Riding on the rise in popularity of XR, virtual reality (VR), and augmented reality (AR) applications, eye-tracking technology has been expanding into consumer-level markets. “Eye-tracking provides an additional way for users to operate VR or AR wearables, which is more immersive than a joystick or a smartphone and can be combined with gesture and voice control,” Lu Weicheng, head of the company’s XR department, responsible for virtual, mixed, and augmented reality devices, told KrASIA.
The company already counts a slew of XR device manufacturers as clients. In 2016, 7invensun released an eye-tracking VR accessory named aGlass DKI, which enables HTC VIVE users to interact with the user interface using only their vision. 7invensun also collaborates with VR headset maker Pico and Pimax, AR glass startup Nreal, and online video platform iQiyi in developing headsets embedded with eye-tracking functionality.
“In my view, after two or three years, eye-tracking will become a mainstream feature in the XR market due to demand for higher resolution and better experiences,” said Lu.
Beyond healthcare and XR, 7invensun’s eye-movement analysis solution can be used in industries including design, marketing, and advertising, by allowing brands to glean deeper insights into consumers’ behavior, Lu explained. 7invensun offers services that use vision tracking data to test and optimize ad campaigns.
“We’re also exploring possible use cases in remote education to allow teachers to better understand the condition of students,” Huang said. He revealed that the company’s image analysis software, dubbed “Yandong Yun,” has already been testing this function.
A booming market
Per stats from Allied Market Research, the global eye-tracking market reached USD 552.9 million in 2018 and is expected to surpass USD 1.82 billion by 2024, registering a compound annual growth rate (CAGR) of 37.1% from 2018 to 2024.
While the report notes that the increasing demand for assistive communication devices is a major growth factor, it also explains the lucrative potential of eye-tracking in new uses such as lie-detection and cognitive testing, while the technology can also impact the gaming and aviation industries.
Top players in the industry include US-based Eyefluence, acquired by Google in 2016, Danish startup Eye Tribe, part of Facebook’s Oculus since 2016, and German-based SensoMotoric Instruments (SMI), which was acquired by Apple in 2017. Another leading company in the sector is Sweden-based Tobii, which is 7invensun’s main competitor, according to Huang.
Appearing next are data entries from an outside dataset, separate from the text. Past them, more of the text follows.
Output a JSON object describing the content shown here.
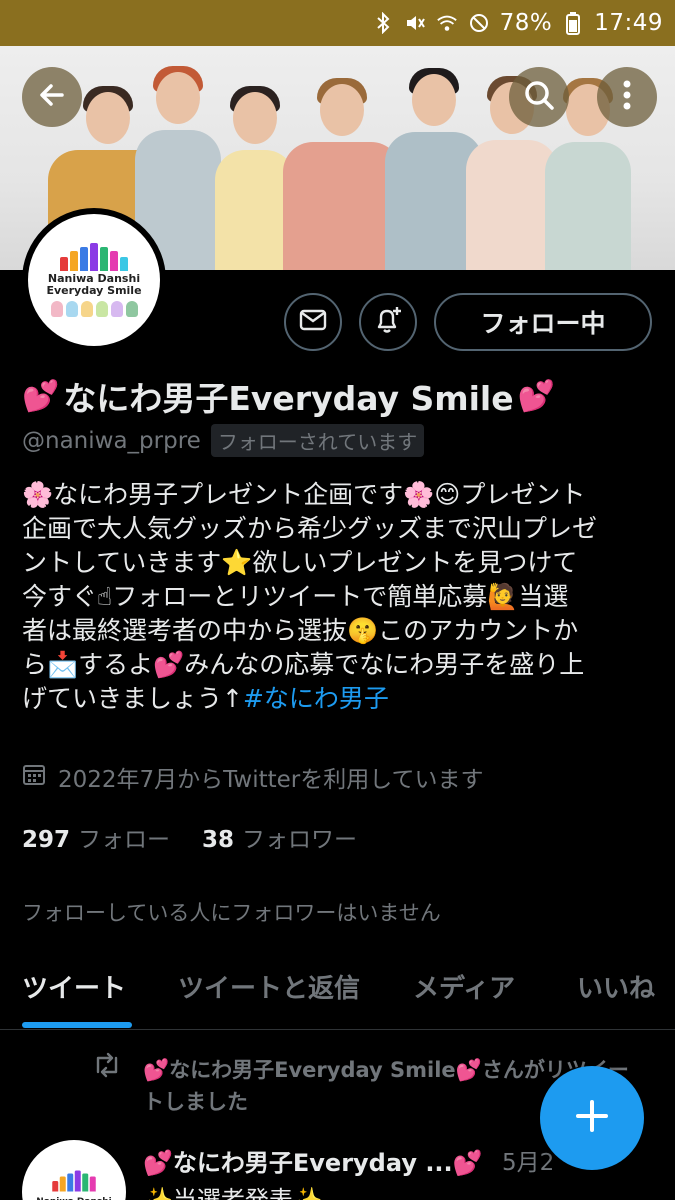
{
  "status_bar": {
    "battery": "78%",
    "time": "17:49"
  },
  "profile": {
    "name_text": "なにわ男子Everyday Smile",
    "handle": "@naniwa_prpre",
    "followed_badge": "フォローされています",
    "follow_button_label": "フォロー中",
    "avatar_logo_line1": "Naniwa Danshi",
    "avatar_logo_line2": "Everyday Smile",
    "bio_lines": [
      "🌸なにわ男子プレゼント企画です🌸😊プレゼント",
      "企画で大人気グッズから希少グッズまで沢山プレゼ",
      "ントしていきます⭐欲しいプレゼントを見つけて",
      "今すぐ☝フォローとリツイートで簡単応募🙋当選",
      "者は最終選考者の中から選抜🤫このアカウントか",
      "ら📩するよ💕みんなの応募でなにわ男子を盛り上"
    ],
    "bio_last_line_text": "げていきましょう↑",
    "bio_hashtag": "#なにわ男子",
    "joined": "2022年7月からTwitterを利用しています",
    "following_count": "297",
    "following_label": "フォロー",
    "followers_count": "38",
    "followers_label": "フォロワー",
    "no_known_followers": "フォローしている人にフォロワーはいません"
  },
  "tabs": [
    {
      "label": "ツイート",
      "active": true
    },
    {
      "label": "ツイートと返信",
      "active": false
    },
    {
      "label": "メディア",
      "active": false
    },
    {
      "label": "いいね",
      "active": false
    }
  ],
  "retweet_notice": {
    "line1": "💕なにわ男子Everyday Smile💕さんがリツイー",
    "line2": "トしました"
  },
  "tweet": {
    "author": "💕なにわ男子Everyday ...💕",
    "date": "5月2",
    "body": "✨当選者発表✨"
  },
  "icons": {
    "back": "arrow-left-icon",
    "search": "search-icon",
    "more": "more-vertical-icon",
    "message": "envelope-icon",
    "notify": "bell-plus-icon",
    "calendar": "calendar-icon",
    "retweet": "retweet-icon",
    "compose": "plus-icon"
  },
  "colors": {
    "accent": "#1d9bf0",
    "statusbar": "#8a6f1f",
    "heart": "#e0245e"
  }
}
He highlighted tech giants’ continuing interest in XR applications, with the goal of using the technology in consumer-focused products.
Speaking on potential privacy-related issues, Lu said that it is something that all companies engaged in biometric data collection should consider. “For example, face recognition and iris recognition. Rules also vary in different countries. We always comply with the policy accordingly, by doing data masking and protecting user information.”
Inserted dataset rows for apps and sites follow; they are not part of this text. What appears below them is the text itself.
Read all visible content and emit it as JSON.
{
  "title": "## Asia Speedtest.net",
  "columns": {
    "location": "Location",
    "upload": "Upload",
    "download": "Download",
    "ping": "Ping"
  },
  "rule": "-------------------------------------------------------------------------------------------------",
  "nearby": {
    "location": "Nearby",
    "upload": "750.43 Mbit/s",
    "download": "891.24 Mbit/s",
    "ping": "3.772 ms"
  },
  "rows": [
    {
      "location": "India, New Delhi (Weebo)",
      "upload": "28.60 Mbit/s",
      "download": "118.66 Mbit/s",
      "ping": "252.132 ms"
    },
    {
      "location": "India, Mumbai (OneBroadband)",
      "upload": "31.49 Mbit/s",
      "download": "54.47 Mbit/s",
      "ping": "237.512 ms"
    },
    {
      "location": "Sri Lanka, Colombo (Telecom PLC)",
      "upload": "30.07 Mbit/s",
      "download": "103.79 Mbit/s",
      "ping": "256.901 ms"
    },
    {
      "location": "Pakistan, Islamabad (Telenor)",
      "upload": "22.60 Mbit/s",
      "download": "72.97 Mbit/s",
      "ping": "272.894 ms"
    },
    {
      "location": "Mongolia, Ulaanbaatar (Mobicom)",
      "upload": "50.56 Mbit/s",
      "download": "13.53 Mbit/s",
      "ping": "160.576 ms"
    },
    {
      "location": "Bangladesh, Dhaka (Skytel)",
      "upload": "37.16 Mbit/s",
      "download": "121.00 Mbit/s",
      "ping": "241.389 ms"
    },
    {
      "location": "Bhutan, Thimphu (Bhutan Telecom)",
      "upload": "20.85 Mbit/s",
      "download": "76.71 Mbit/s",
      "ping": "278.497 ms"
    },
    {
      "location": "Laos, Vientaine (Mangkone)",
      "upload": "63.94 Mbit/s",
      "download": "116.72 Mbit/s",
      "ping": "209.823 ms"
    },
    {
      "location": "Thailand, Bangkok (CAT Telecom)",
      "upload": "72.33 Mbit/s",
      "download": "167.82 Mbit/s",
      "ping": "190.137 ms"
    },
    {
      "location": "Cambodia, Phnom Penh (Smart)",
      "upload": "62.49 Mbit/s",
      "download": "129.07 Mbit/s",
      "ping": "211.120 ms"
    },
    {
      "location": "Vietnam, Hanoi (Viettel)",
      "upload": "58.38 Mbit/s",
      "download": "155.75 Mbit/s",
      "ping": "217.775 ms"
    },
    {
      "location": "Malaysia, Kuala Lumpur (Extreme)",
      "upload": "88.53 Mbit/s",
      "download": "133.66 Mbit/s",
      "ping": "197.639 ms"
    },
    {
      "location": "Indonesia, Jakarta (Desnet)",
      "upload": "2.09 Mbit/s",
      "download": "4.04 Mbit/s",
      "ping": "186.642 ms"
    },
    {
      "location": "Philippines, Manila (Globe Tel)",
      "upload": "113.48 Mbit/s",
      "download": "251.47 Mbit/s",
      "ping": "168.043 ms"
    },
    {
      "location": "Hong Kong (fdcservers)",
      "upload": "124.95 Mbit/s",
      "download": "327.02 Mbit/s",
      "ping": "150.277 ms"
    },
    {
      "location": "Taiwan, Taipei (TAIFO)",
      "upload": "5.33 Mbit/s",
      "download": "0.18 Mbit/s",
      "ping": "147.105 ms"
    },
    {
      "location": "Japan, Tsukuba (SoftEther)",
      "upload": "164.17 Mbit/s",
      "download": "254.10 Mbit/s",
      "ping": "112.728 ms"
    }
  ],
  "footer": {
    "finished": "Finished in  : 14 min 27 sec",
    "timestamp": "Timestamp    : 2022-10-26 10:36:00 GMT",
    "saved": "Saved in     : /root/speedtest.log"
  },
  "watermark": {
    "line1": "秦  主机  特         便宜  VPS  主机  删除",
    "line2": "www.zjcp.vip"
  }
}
Aside from its Beijing headquarters, 7invensun’s hardware manufacturing operations are in Shenzhen, China’s so-called Silicon Valley. The company has around 70 employees, two-thirds of whom are working on technology research and development, Huang detailed.
7invensun hasn’t reached profitability yet, according to Huang, but he expects to break even next year as “all businesses have seen steady growth.” Meanwhile, a new round of financing is underway, he told KrASIA, without revealing further details.
This article is part of KrASIA’s “Inside China’s Startups” series, where the writers of KrASIA speak with founders of tech companies in the country.